Now, a quarter century later, Timo finds joy in the process every year, canning between 30 and 60 jars annually. “It comes with work, but I do think it tastes better,” he says. “It’s a lot cleaner. It’s a lot better for us. It turns out beautiful. My kids love it. Other people do too. It’s really kind of pure.”

For Timo, the canned venison comes from the same place as the wild rice, mushrooms and berries he forages and preserves. All of these items sustain him through the year. He eats his share and gives or trades away the rest to family, friends and neighbors. This far north, gardening is difficult, so Timo gladly trades canned venison for canned tomatoes from the gardens of friends a couple of hundred miles south.

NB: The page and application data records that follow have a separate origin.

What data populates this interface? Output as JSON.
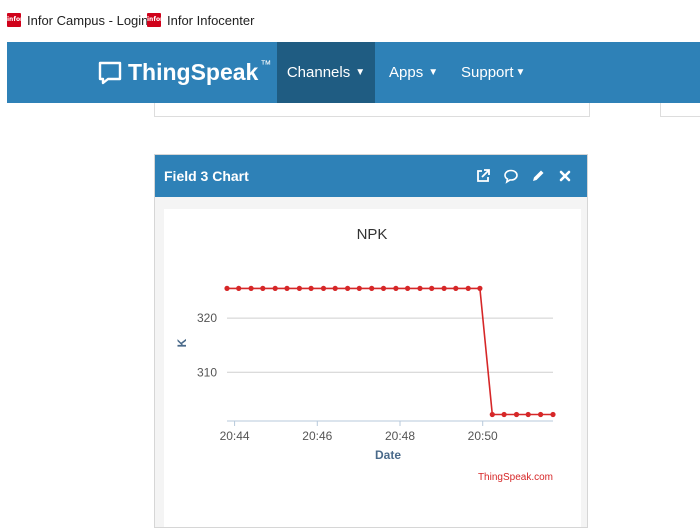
{
  "bookmarks": [
    {
      "label": "Infor Campus - Login",
      "favicon": "infor"
    },
    {
      "label": "Infor Infocenter",
      "favicon": "infor"
    }
  ],
  "navbar": {
    "brand": "ThingSpeak",
    "trademark": "™",
    "items": [
      {
        "label": "Channels",
        "active": true
      },
      {
        "label": "Apps",
        "active": false
      },
      {
        "label": "Support",
        "active": false
      }
    ]
  },
  "panel": {
    "title": "Field 3 Chart",
    "icons": [
      "external-link-icon",
      "comment-icon",
      "pencil-icon",
      "close-icon"
    ]
  },
  "colors": {
    "navbar": "#2e81b7",
    "navbar_active": "#1f5c82",
    "series": "#d62728",
    "attribution": "#d62728",
    "axis_label": "#4a6a8a"
  },
  "chart_data": {
    "type": "line",
    "title": "NPK",
    "xlabel": "Date",
    "ylabel": "K",
    "attribution": "ThingSpeak.com",
    "x_ticks": [
      "20:44",
      "20:46",
      "20:48",
      "20:50"
    ],
    "y_ticks": [
      "310",
      "320"
    ],
    "xlim": [
      "20:43:49",
      "20:51:42"
    ],
    "ylim": [
      301,
      330
    ],
    "grid": true,
    "series": [
      {
        "x": [
          "20:43:49",
          "20:44:06",
          "20:44:24",
          "20:44:41",
          "20:44:59",
          "20:45:16",
          "20:45:34",
          "20:45:51",
          "20:46:09",
          "20:46:26",
          "20:46:44",
          "20:47:01",
          "20:47:19",
          "20:47:36",
          "20:47:54",
          "20:48:11",
          "20:48:29",
          "20:48:46",
          "20:49:04",
          "20:49:21",
          "20:49:39",
          "20:49:56",
          "20:50:14",
          "20:50:31",
          "20:50:49",
          "20:51:06",
          "20:51:24",
          "20:51:42"
        ],
        "y": [
          325.5,
          325.5,
          325.5,
          325.5,
          325.5,
          325.5,
          325.5,
          325.5,
          325.5,
          325.5,
          325.5,
          325.5,
          325.5,
          325.5,
          325.5,
          325.5,
          325.5,
          325.5,
          325.5,
          325.5,
          325.5,
          325.5,
          302.2,
          302.2,
          302.2,
          302.2,
          302.2,
          302.2
        ]
      }
    ]
  }
}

“If someone had a really good year of netting whitefish, they might trade us smoked whitefish that we’ll make into chowder,” he says. “We’ll give them maple syrup, canned venison and wild rice. It’s hard to hit every season, especially when you work seasonally in wildfire or guiding. When you have bounty, you don’t keep it for yourself.”

In canning meat, Timo uses a combination of quart and pint jars. He finds pint jars to be the ideal size for giving away, especially to people who haven’t tried it before and may be intimidated by a large quantity. This versatility is what he likes so much about canned meat—he can give it away or travel with it without having to worry about ice or coolers, or if the electricity goes out there’s no worry like there would be with a freezer.

To him, this lifestyle of hunting, foraging and sharing is about far more than the procurement of food. It’s about the experience of being actively involved and connected with nature. Following a deer trail is no different than going off-trail in search of morels, or of pursuing a grouse as it flushes. And it’s about being part of a community—food may be harvested alone, but it’s most enjoyed when it’s shared.

Timo’s simple step-by-step canning recipe:  

1. Canned venison need not be the choicest cuts of meat. Cut as much silver skin and fat as possible off the meat to be canned.

2. Into either pint or quart jars (Timo uses a mixture of both), stuff as much meat as will fit. To each jar add between one teaspoon and one tablespoon kosher salt and one smashed garlic clove. Do not add water.

3. Can for 90 minutes at 15 pounds of pressure.

4. Store at room temperature and eat within two years.


How to eat canned venison:

Timo both snacks on the canned meat and includes it in recipes. He says he’ll use canned venison in any recipe in need of meat, like chili. The pint jars are great for camping, heated over a small stove. The two following preparations, though, are Timo’s favorites.

Dump a can of meat into a pan and simmer with gravy mix and some water. Pour this meaty gravy over boiled new potatoes, carrots and green beans.

Top rye crisps with pieces of meat. Add mustard, raw onion slice and some cheese.